Top of Task material
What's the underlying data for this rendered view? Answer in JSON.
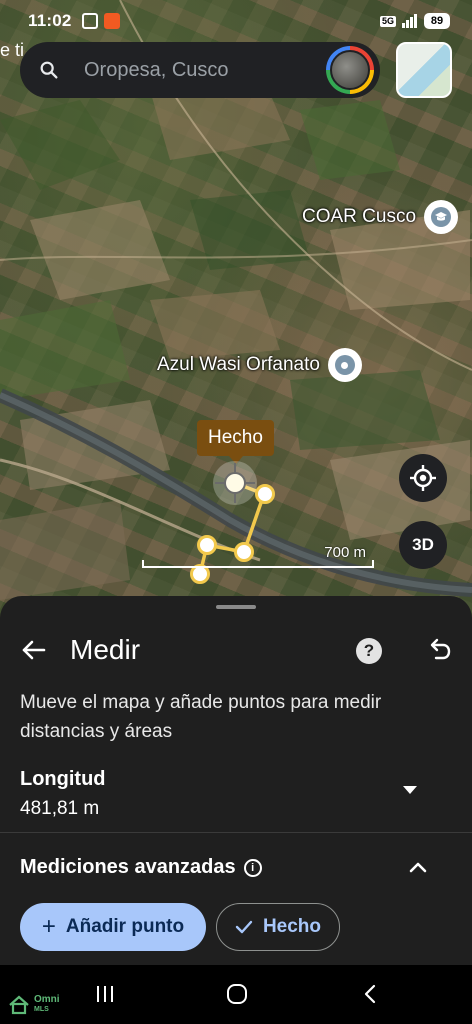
{
  "status_bar": {
    "time": "11:02",
    "network": "5G",
    "battery": "89"
  },
  "search": {
    "placeholder": "Oropesa, Cusco"
  },
  "map": {
    "edge_text": "e ti",
    "places": [
      {
        "name": "COAR Cusco",
        "icon": "school-pin-icon"
      },
      {
        "name": "Azul Wasi Orfanato",
        "icon": "place-pin-icon"
      }
    ],
    "tooltip": "Hecho",
    "button_3d": "3D",
    "scale": "700 m"
  },
  "measure": {
    "title": "Medir",
    "description": "Mueve el mapa y añade puntos para medir distancias y áreas",
    "length_label": "Longitud",
    "length_value": "481,81 m",
    "advanced_label": "Mediciones avanzadas",
    "add_point_label": "Añadir punto",
    "done_label": "Hecho"
  },
  "watermark": {
    "line1": "Omni",
    "line2": "MLS"
  },
  "colors": {
    "accent": "#a8c7fa",
    "measure_line": "#f2c94c",
    "sheet": "#1f1f1f"
  }
}
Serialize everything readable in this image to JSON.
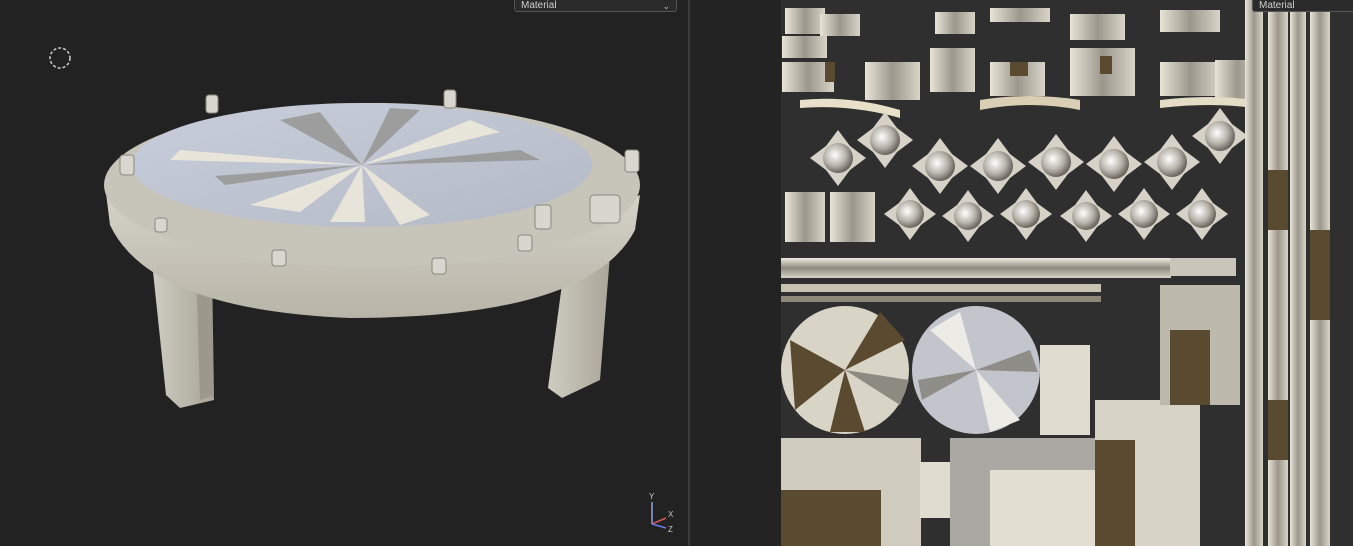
{
  "viewport3d": {
    "shading_dropdown": {
      "selected": "Material"
    },
    "gizmo": {
      "axis_y": "Y",
      "axis_x": "X",
      "axis_z": "Z"
    }
  },
  "uv_editor": {
    "shading_dropdown": {
      "selected": "Material"
    }
  },
  "colors": {
    "background": "#222222",
    "texture_light": "#dcd8cc",
    "texture_dark": "#5a4a30",
    "gizmo_y": "#8aa8d8",
    "gizmo_x": "#d05a5a",
    "gizmo_z": "#6a7ae0"
  }
}
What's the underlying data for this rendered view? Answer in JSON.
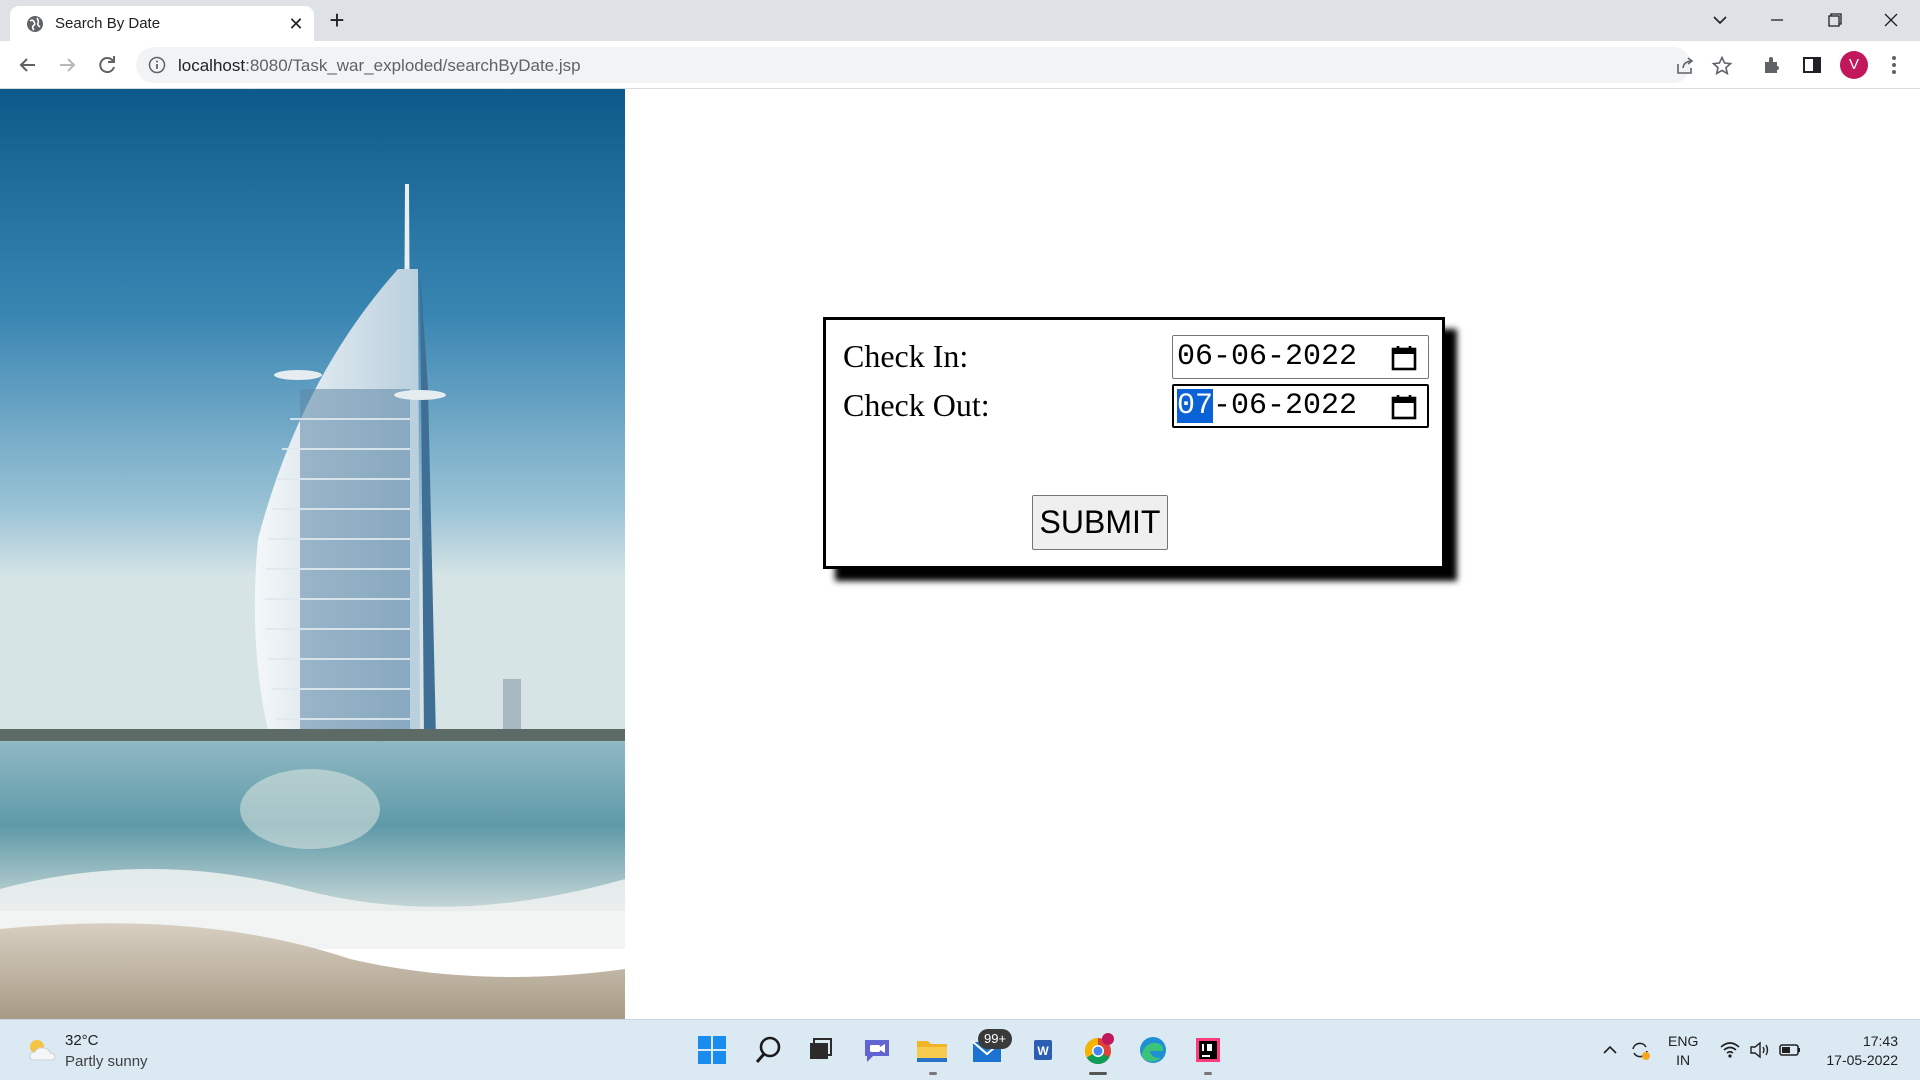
{
  "browser": {
    "tab_title": "Search By Date",
    "url_host": "localhost",
    "url_path": ":8080/Task_war_exploded/searchByDate.jsp",
    "profile_initial": "V"
  },
  "form": {
    "checkin_label": "Check In:",
    "checkin_value": "06-06-2022",
    "checkout_label": "Check Out:",
    "checkout_day": "07",
    "checkout_rest": "-06-2022",
    "submit_label": "SUBMIT"
  },
  "taskbar": {
    "weather_temp": "32°C",
    "weather_desc": "Partly sunny",
    "mail_badge": "99+",
    "lang_line1": "ENG",
    "lang_line2": "IN",
    "time": "17:43",
    "date": "17-05-2022"
  },
  "colors": {
    "selection": "#0a62d6",
    "profile": "#c2185b"
  }
}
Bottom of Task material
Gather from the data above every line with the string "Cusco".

[Answer below]:
    "placeholder": "Oropesa, Cusco"
        "name": "COAR Cusco",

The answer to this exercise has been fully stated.